**Work order**.
What lines of the data below hold the string "title"? Copy each one out.

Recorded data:
_ _ _ _ _

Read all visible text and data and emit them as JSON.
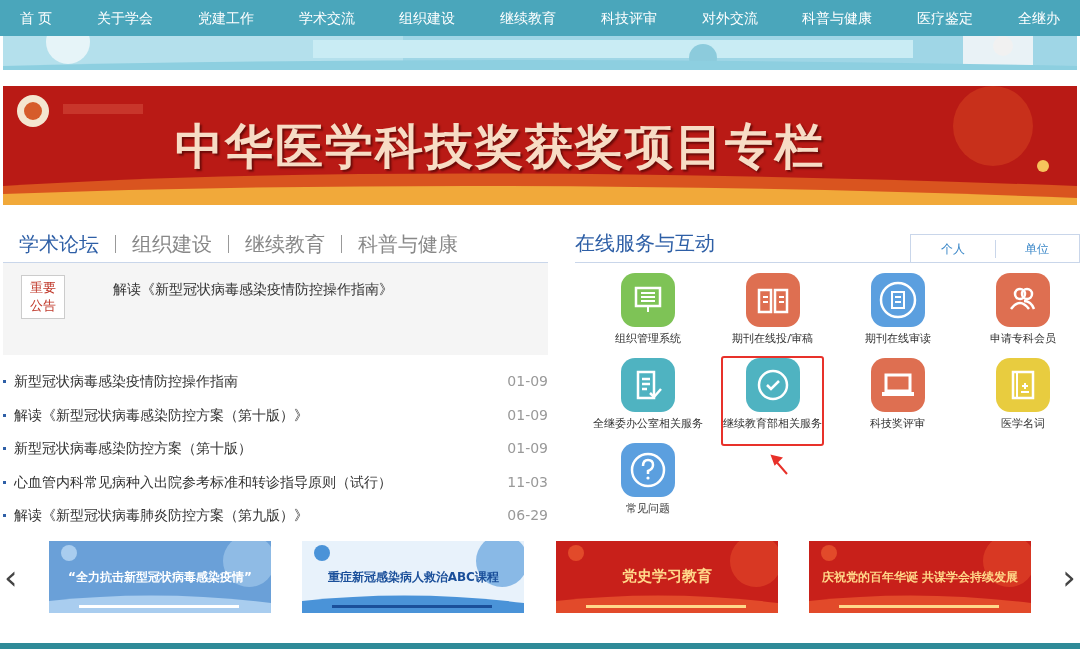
{
  "nav": {
    "items": [
      "首 页",
      "关于学会",
      "党建工作",
      "学术交流",
      "组织建设",
      "继续教育",
      "科技评审",
      "对外交流",
      "科普与健康",
      "医疗鉴定",
      "全继办"
    ]
  },
  "feature_banner": {
    "title": "中华医学科技奖获奖项目专栏"
  },
  "news": {
    "tabs": [
      {
        "label": "学术论坛",
        "selected": true
      },
      {
        "label": "组织建设",
        "selected": false
      },
      {
        "label": "继续教育",
        "selected": false
      },
      {
        "label": "科普与健康",
        "selected": false
      }
    ],
    "notice": {
      "badge": "重要公告",
      "headline": "解读《新型冠状病毒感染疫情防控操作指南》"
    },
    "items": [
      {
        "title": "新型冠状病毒感染疫情防控操作指南",
        "date": "01-09"
      },
      {
        "title": "解读《新型冠状病毒感染防控方案（第十版）》",
        "date": "01-09"
      },
      {
        "title": "新型冠状病毒感染防控方案（第十版）",
        "date": "01-09"
      },
      {
        "title": "心血管内科常见病种入出院参考标准和转诊指导原则（试行）",
        "date": "11-03"
      },
      {
        "title": "解读《新型冠状病毒肺炎防控方案（第九版）》",
        "date": "06-29"
      }
    ]
  },
  "services": {
    "title": "在线服务与互动",
    "tabs": [
      "个人",
      "单位"
    ],
    "items": [
      {
        "label": "组织管理系统",
        "color": "#7ec356",
        "highlighted": false
      },
      {
        "label": "期刊在线投/审稿",
        "color": "#de6f51",
        "highlighted": false
      },
      {
        "label": "期刊在线审读",
        "color": "#5b9fdf",
        "highlighted": false
      },
      {
        "label": "申请专科会员",
        "color": "#de6f51",
        "highlighted": false
      },
      {
        "label": "全继委办公室相关服务",
        "color": "#4fb3c1",
        "highlighted": false
      },
      {
        "label": "继续教育部相关服务",
        "color": "#4fb3c1",
        "highlighted": true
      },
      {
        "label": "科技奖评审",
        "color": "#de6f51",
        "highlighted": false
      },
      {
        "label": "医学名词",
        "color": "#e8cc3f",
        "highlighted": false
      },
      {
        "label": "常见问题",
        "color": "#5b9fdf",
        "highlighted": false
      }
    ]
  },
  "carousel": {
    "prev": "‹",
    "next": "›",
    "banners": [
      {
        "text": "“全力抗击新型冠状病毒感染疫情”",
        "kind": "blue"
      },
      {
        "text": "重症新冠感染病人救治ABC课程",
        "kind": "light"
      },
      {
        "text": "党史学习教育",
        "kind": "red"
      },
      {
        "text": "庆祝党的百年华诞  共谋学会持续发展",
        "kind": "red"
      }
    ]
  }
}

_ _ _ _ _

**Result**.
    "title": "中华医学科技奖获奖项目专栏"
        "title": "新型冠状病毒感染疫情防控操作指南",
        "title": "解读《新型冠状病毒感染防控方案（第十版）》",
        "title": "新型冠状病毒感染防控方案（第十版）",
        "title": "心血管内科常见病种入出院参考标准和转诊指导原则（试行）",
        "title": "解读《新型冠状病毒肺炎防控方案（第九版）》",
    "title": "在线服务与互动",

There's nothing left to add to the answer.